Can complementarian feminism truly tackle inequality?
If those who believe in traditional gender roles in the home and Church can say that Christians "should all be feminists", and others say that only complementarianism provides the "glorious freedom" that egalitarianism can never give women, can we come to the conclusion that it doesn't really matter where you stand on gender and scripture – anyone can be a feminist?
One common defence by complementarians of feminism that I've seen is that it's a good thing – and indeed an important thing – when it secures equal rights for women under the law, allows them to gain an education, vote, and be treated 'fairly' by the state. It's also seen as a good thing when it takes a stand against those who abuse and mistreat women. The first wave of feminism – and the prominence of some Christian women in the movement – is often singled out for praise by complementarians, with more criticism reserved for the second wave of feminist activism, starting in the 1960s, and all that has come after it.
These issues are a vital part of the gender equality landscape. But whether they can be truly addressed by those who hold conservative views about men and women is another matter.
There's a world of difference between an 'equal rights' lens that quite rightly sees the injustice of some people being treated differently to others for no good reason, and a feminist lens that names patriarchal values as the problem. There's a world of difference again between a benevolently sexist view of abuse that calls upon men to use their elevated position in the gender hierarchy only for 'good' and stands against injustice against women from a moral point of view, yet fails to recognise that promoting the importance of distinct gender roles may be contributing to the problem in the first place. And this, unfortunately, is what a complementarian defence of feminism often boils down to.
That's not to say that some complementarians don't speak out against the more extreme outworkings of conservative views about gender. I'm thankful that they do. But decrying hardline conservative thinking or criticising the distortions of scripture needed to believe in the 'Christian patriarchy movement' isn't the same as recognising that patriarchy is the driving force behind inequality.
Feminism has always been a disruptor. It doesn't look at the state of the world, see how women have been treated as lesser for centuries, and ignore the root of the problem. One oft-used complementarian spin on an anti-equality perspective is to dismiss the 'low bar', the dull homogeneity of 'equality with men' on the grounds that the 'glory' and 'freedom' of God's 'true' design for women are far better. And yet this represents a fundamental misunderstanding of what many feminists hope for. Feminism is not the 'low bar' of equality, it's freedom for the oppressed. Not for nothing do we often talk of 'gender justice'.
If true freedom is the realisation, for women, that God created them to fulfil a particular role, it gives them permission to wrestle with questions about their history, their lives, and their place in the church – but not to come to a conclusion that represents the true diversity of women and what we are created to be. If God's final word on the matter was that men and women were created with different roles, qualities and responsibilities, then to question it is to reflect the example set by Eve, rebelling against her Creator.
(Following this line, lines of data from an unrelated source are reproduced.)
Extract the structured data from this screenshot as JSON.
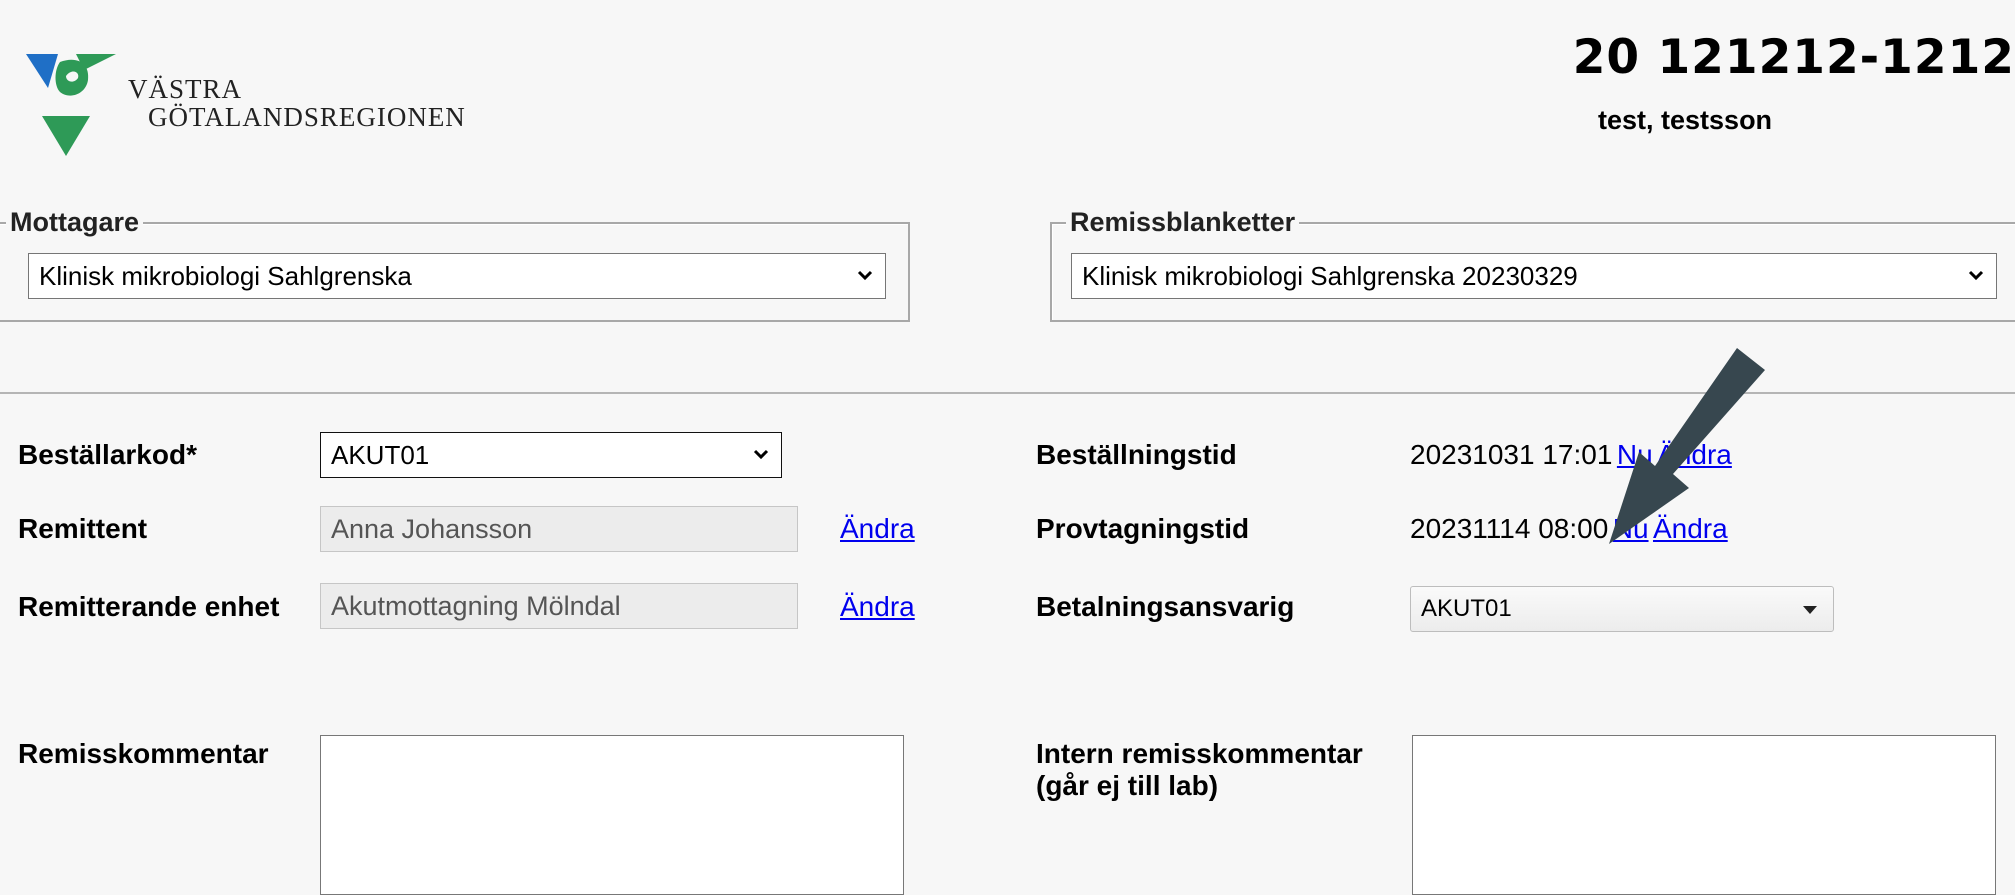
{
  "logo": {
    "line1": "VÄSTRA",
    "line2": "GÖTALANDSREGIONEN",
    "colors": {
      "blue": "#1f6fc6",
      "green": "#2e9a57"
    }
  },
  "patient": {
    "id": "20 121212-1212",
    "name": "test, testsson"
  },
  "mottagare": {
    "legend": "Mottagare",
    "selected": "Klinisk mikrobiologi Sahlgrenska"
  },
  "remissblanketter": {
    "legend": "Remissblanketter",
    "selected": "Klinisk mikrobiologi Sahlgrenska 20230329"
  },
  "form": {
    "bestallarkod": {
      "label": "Beställarkod*",
      "value": "AKUT01"
    },
    "remittent": {
      "label": "Remittent",
      "value": "Anna Johansson",
      "link": "Ändra"
    },
    "remitterande_enhet": {
      "label": "Remitterande enhet",
      "value": "Akutmottagning Mölndal",
      "link": "Ändra"
    },
    "bestallningstid": {
      "label": "Beställningstid",
      "value": "20231031 17:01",
      "link_now": "Nu",
      "link_change": "Ändra"
    },
    "provtagningstid": {
      "label": "Provtagningstid",
      "value": "20231114 08:00",
      "link_now": "Nu",
      "link_change": "Ändra"
    },
    "betalningsansvarig": {
      "label": "Betalningsansvarig",
      "value": "AKUT01"
    },
    "remisskommentar": {
      "label": "Remisskommentar",
      "value": ""
    },
    "intern_kommentar": {
      "label_line1": "Intern remisskommentar",
      "label_line2": "(går ej till lab)",
      "value": ""
    }
  },
  "annotation": {
    "arrow_color": "#37474f"
  },
  "link_color": "#0000ee"
}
If the idea that women might exist and flourish outside of a particular mold is 'rebellion', it's not feminist and it never will be.
If complementarians want to support feminism, admitting the impact that patriarchal values have have on women is vital – as is understanding how conservative expectations placed upon men can create pressure, disappointment and resentment.
The answer to the problem is not to call for equality in society at the same time as repeatedly underlining a commitment to separate spheres in the home and Church, no matter how benign and honourable this might seem. It's not claiming to support equality while always being careful to distance yourself from all the aspects of feminism you think have 'gone too far' or have 'hurt marriage' or 'destroyed the family' without pausing to think why some of the things women have fought for have been entirely necessary, or what the alternatives to some of these changes are.
Truly tackling issues such as sex trafficking, domestic abuse, objectification and workplace discrimination means seeing how they're linked by a common thread: the belief that women are lesser than men.
There is, of course, great discomfort in some quarters of the Church that the liberation of women means turning power structures inside out to the extent that women oppress or emasculate men. Leaving aside the fact that it's never seen as so much of a problem when men are wielding the power, feminism and, notably, egalitarian Christianity have never been about women trampling on men. It's not hard to see how this became a worry in a world where many people feel there must always be some sort of hierarchy in existence, but it's a false panic that's led to problematic tactics to attempt to keep men in church and also to a greater emphasis on strict gender roles, for some.
If 'feminism is for everybody', it means that everybody's life can be changed by the realisation that women have historically been oppressed by men and continue to be today. That men and women are of equal value, and that we can take steps to change society that will reflect this. A worldview that stands up for the rights of women until they step outside the complementarian box isn't feminism, and will struggle to truly tackle patriarchy.
Hannah Mudge writes about feminism and faith and is one of the founders of the Christian Feminist Network. She works in digital communications and fundraising for an international development organisation. Follow her on Twitter @boudledidge